Air Malta’s pilots have been guaranteed alternative work in Malta with the same take-home pay should they be made redundant, according to a 2018 letter of commitment signed by then-Tourism Minister Konrad Mizzi.
The letter was published in a list of detailed email exchanges which were unveiled in a judicial protest from the Association of Airline Pilots (ALPA) against Air Malta and Economy Minister Silvio Schembri over the decision to make 108 of their 134 pilots redundant after they refused to take a €1,200 monthly salary amid the COVID-19 pandemic.
The dispute has gone public with Schembri claiming that ALPA simply was trying to “hijack” Air Malta and backed the difficult decisions being made.
The pilots were first informed of the decision on 7th April in a letter also addressed to the Director-General for Industrial and Employment Relations Diane Vella Muscat.
ALPA insists that they had long made it clear that they were willing to conduct meaningful discussions, and were restricted to just a 30-minute meeting on 2nd April before the decisions as made.
A 30 day consolation period then kicked off, with Air Malta pledging to examine how the proposed number of redundancies could be avoided or reduced; and how it could minimise the impact on those affected by the cut.
However, the airline then launched a request to reduce this time window to just fifteen days from 7th May to 21st April (tomorrow).
ALPA says it has tried to kick off discussions. However, the airline’s CEO Clifford Chetcuti and other key board members, who they say are the real decision-makers, refuse to meet with them.
There has only been one meeting since the announcement of the mass redundancies, and requests to meet with the CEO and others continue to be denied.
The government, ALPA explained, is also failing to protect their jobs, despite promises outlined in previous collective agreements, namely the one signed by Mizzi.
The judicial protest hopes to stop the planned redundancy and is warning of further legal action.
The mass redundancies were not Air Malta’s first plan. In a published letter to Director-General Diane Vella Muscat on 24th March 2020, Air Malta said it had reached an agreement with all its unions on its proposals and was now looking to implement them.

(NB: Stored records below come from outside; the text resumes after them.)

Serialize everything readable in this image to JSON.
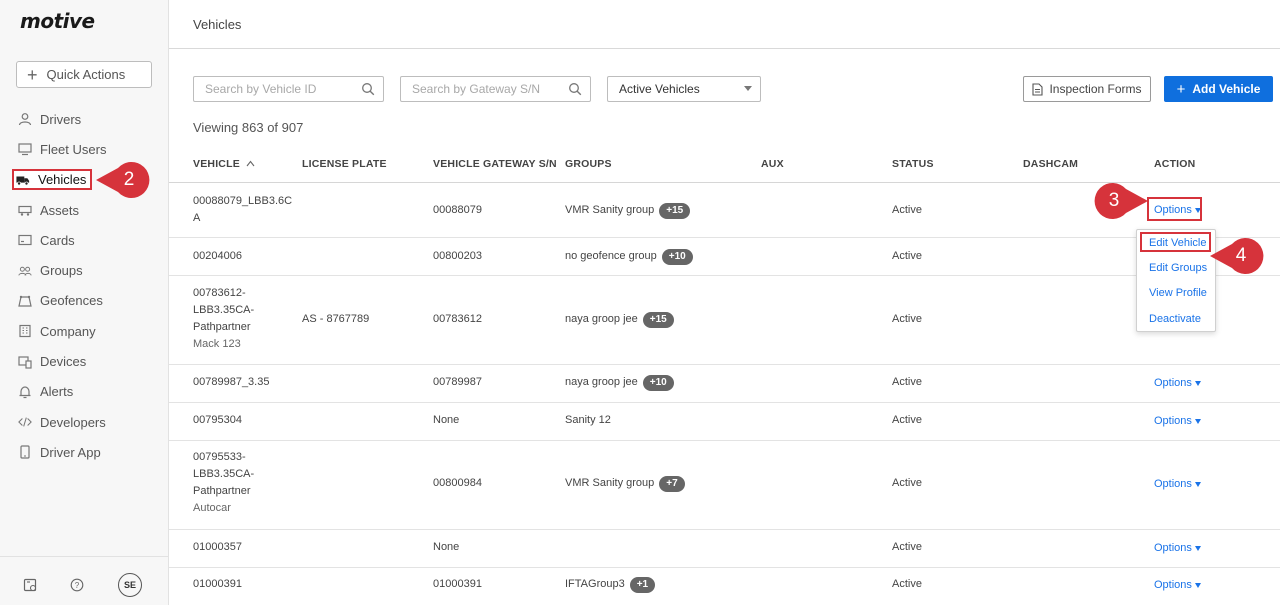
{
  "app": {
    "logo": "motive"
  },
  "sidebar": {
    "quick_actions": "Quick Actions",
    "items": [
      {
        "label": "Drivers",
        "icon": "person-icon"
      },
      {
        "label": "Fleet Users",
        "icon": "monitor-icon"
      },
      {
        "label": "Vehicles",
        "icon": "truck-icon",
        "active": true
      },
      {
        "label": "Assets",
        "icon": "trailer-icon"
      },
      {
        "label": "Cards",
        "icon": "card-icon"
      },
      {
        "label": "Groups",
        "icon": "groups-icon"
      },
      {
        "label": "Geofences",
        "icon": "geofence-icon"
      },
      {
        "label": "Company",
        "icon": "building-icon"
      },
      {
        "label": "Devices",
        "icon": "devices-icon"
      },
      {
        "label": "Alerts",
        "icon": "bell-icon"
      },
      {
        "label": "Developers",
        "icon": "code-icon"
      },
      {
        "label": "Driver App",
        "icon": "phone-icon"
      }
    ],
    "avatar": "SE"
  },
  "header": {
    "title": "Vehicles"
  },
  "toolbar": {
    "search_vehicle_placeholder": "Search by Vehicle ID",
    "search_gateway_placeholder": "Search by Gateway S/N",
    "status_filter": "Active Vehicles",
    "inspection_forms": "Inspection Forms",
    "add_vehicle": "Add Vehicle"
  },
  "viewing": "Viewing 863 of 907",
  "table": {
    "columns": [
      "VEHICLE",
      "LICENSE PLATE",
      "VEHICLE GATEWAY S/N",
      "GROUPS",
      "AUX",
      "STATUS",
      "DASHCAM",
      "ACTION"
    ],
    "sort_indicator": "^",
    "rows": [
      {
        "vehicle_lines": [
          "00088079_LBB3.6C",
          "A"
        ],
        "sub": "",
        "plate": "",
        "gateway": "00088079",
        "group": "VMR Sanity group",
        "badge": "+15",
        "status": "Active",
        "action": "Options"
      },
      {
        "vehicle_lines": [
          "00204006"
        ],
        "sub": "",
        "plate": "",
        "gateway": "00800203",
        "group": "no geofence group",
        "badge": "+10",
        "status": "Active",
        "action": ""
      },
      {
        "vehicle_lines": [
          "00783612-",
          "LBB3.35CA-",
          "Pathpartner"
        ],
        "sub": "Mack 123",
        "plate": "AS - 8767789",
        "gateway": "00783612",
        "group": "naya groop jee",
        "badge": "+15",
        "status": "Active",
        "action": ""
      },
      {
        "vehicle_lines": [
          "00789987_3.35"
        ],
        "sub": "",
        "plate": "",
        "gateway": "00789987",
        "group": "naya groop jee",
        "badge": "+10",
        "status": "Active",
        "action": "Options"
      },
      {
        "vehicle_lines": [
          "00795304"
        ],
        "sub": "",
        "plate": "",
        "gateway": "None",
        "group": "Sanity 12",
        "badge": "",
        "status": "Active",
        "action": "Options"
      },
      {
        "vehicle_lines": [
          "00795533-",
          "LBB3.35CA-",
          "Pathpartner"
        ],
        "sub": "Autocar",
        "plate": "",
        "gateway": "00800984",
        "group": "VMR Sanity group",
        "badge": "+7",
        "status": "Active",
        "action": "Options"
      },
      {
        "vehicle_lines": [
          "01000357"
        ],
        "sub": "",
        "plate": "",
        "gateway": "None",
        "group": "",
        "badge": "",
        "status": "Active",
        "action": "Options"
      },
      {
        "vehicle_lines": [
          "01000391"
        ],
        "sub": "",
        "plate": "",
        "gateway": "01000391",
        "group": "IFTAGroup3",
        "badge": "+1",
        "status": "Active",
        "action": "Options"
      }
    ]
  },
  "dropdown": {
    "items": [
      "Edit Vehicle",
      "Edit Groups",
      "View Profile",
      "Deactivate"
    ]
  },
  "callouts": {
    "step2": "2",
    "step3": "3",
    "step4": "4"
  },
  "colors": {
    "accent": "#0f6fde",
    "link": "#1a73e8",
    "callout": "#d6333b"
  }
}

The company’s measures would see all of its staff make use of force leave, before being put on reduced hours and salaries, before taking forced unpaid leave. Benefits would be revoked.
However, ALPA had never agreed to such proposals, claiming that the plans were outlined in a “very short notice on 24th March 2020”.
“The measures envisaged by the company were presented as a “done deal” and not as proposals aimed at an exchange of views,” their lawyer said.
With the national airline expected to continue to experience adverse effects from the pandemic, it remains to be seen whether the pilots and Air Malta can reach an agreement.